Earlier this week, professors say the president and provost hosted a meeting where they encouraged those gathered to enter a time of confession and encouraged a focus on humility, and some professors walked out of the meeting. Several Wheaton professors have openly questioned whether Hawkins should have to continue defending herself after submitting a theological statement.
“I think there needs to be a point at which the college has to say, ‘Yes, your theological statement is approved,’ or ‘No, it isn’t and you’re fired,’” said anthropology professor Brian Howell. “There can’t be something like, ‘Say it another way.’ If tenure is something real, then there is a trust.”
Many Wheaton professors have felt a lot of freedom under its current president, said theology professor Vincent Bacote, but this latest case has some professors wondering whether the school is narrowing its theological boundaries.
“A question about this entire case and process is, is this is an anomaly or is this an indicator of some shift?” Bacote said. “Some would say there’s been a rightward turn. I don’t see it that way. That would be massive speculation.”
So can Wheaton survive?
When Wheaton adds or removes standards, other Christian schools take notice. When in 2003 it removed a prohibition against dancing on campus and eased a ban on alcohol and smoking for faculty and staff, it made national news.
Wheaton has faced cycles of theological controversy before, including its 2004 decision to not renew the contract of a professor who converted to Catholicism, maintaining that its professors’ Protestant identities were core to the college’s identity. At that time, philosophy professor Joshua Hochschild said he could affirm the college’s statement of faith, but college administrators said he could not.
Many observers have simplified the debate: Some are worried that Wheaton would allow a professor to say that Islam and Christianity are the same. Others are worried that Wheaton regularly bows to its conservative alumni who donate, ones who hold both the purse strings and theological direction of the college.
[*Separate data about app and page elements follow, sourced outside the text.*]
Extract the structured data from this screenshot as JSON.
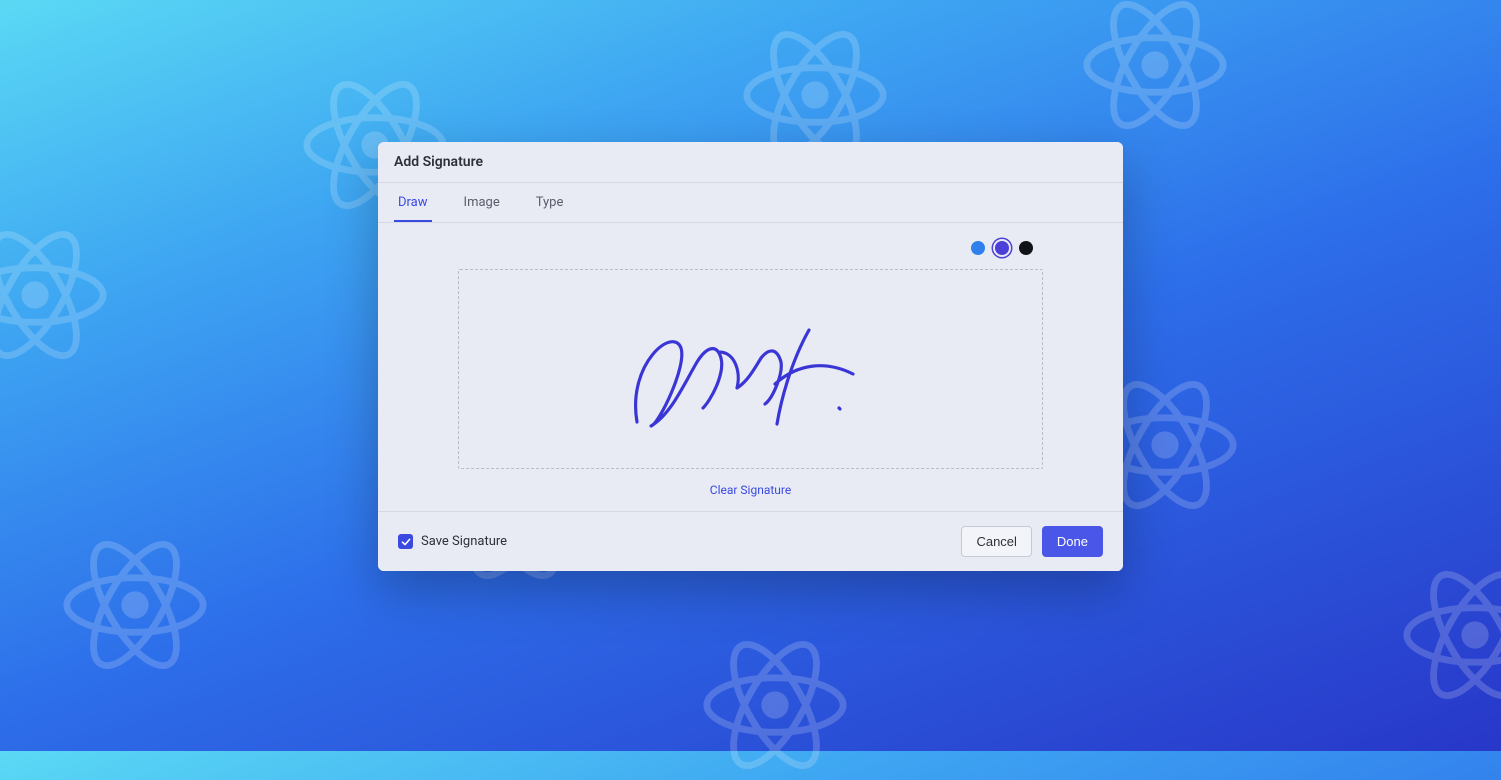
{
  "dialog": {
    "title": "Add Signature",
    "tabs": [
      {
        "label": "Draw",
        "active": true
      },
      {
        "label": "Image",
        "active": false
      },
      {
        "label": "Type",
        "active": false
      }
    ],
    "colors": [
      {
        "name": "blue",
        "hex": "#2F80ED",
        "selected": false
      },
      {
        "name": "indigo",
        "hex": "#4A3FD6",
        "selected": true
      },
      {
        "name": "black",
        "hex": "#111318",
        "selected": false
      }
    ],
    "signature_color": "#3a36d6",
    "clear_label": "Clear Signature",
    "save_checkbox": {
      "label": "Save Signature",
      "checked": true
    },
    "cancel_label": "Cancel",
    "done_label": "Done"
  }
}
The debate created a public relations nightmare for the college, one that protects its image very carefully. The student newspaper is only allowed to publish some articles online each week after vetting by a public relations professional. College officials will only speak with the media about this matter through statements and e-mail interviews and declined to answer some of the questions from the Washington Post. But through social media, news travels quickly among its constituents, including alumni, many of whom have written letters of protest or support.
The college had a particularly difficult year in the news in 2015. In August, the college dropped student health insurance after it could not win court battles over the White House’s Obamacare mandate on contraception.
Wheaton alumnus Dennis Hastert, the former Speaker of the House, resigned from the board of advisers of the school’s center named after him after he was indicted and later pled guilty to federal charges over evading bank reporting requirements. The school changed the name of the center, which was a $10 million project.
None of those stories, however, drew the enormous attention Wheaton faced when it put Hawkins on administrative leave in December. For a school that was ranked 8th in “Best Undergraduate Teaching” by the U.S. News & World Report for national liberal arts colleges in 2016, the slew of negative stories in one year was particularly unusual.
Many eyes are planted on the campus to see how the theological and personnel issues will play out in the coming weeks. What happens at Wheaton doesn’t stay at Wheaton, a school carefully watched by evangelical institutions across the country.
Kirkland An contributed to this report.
This article has been updated to reflect when Hawkins joined Wheaton in 2007.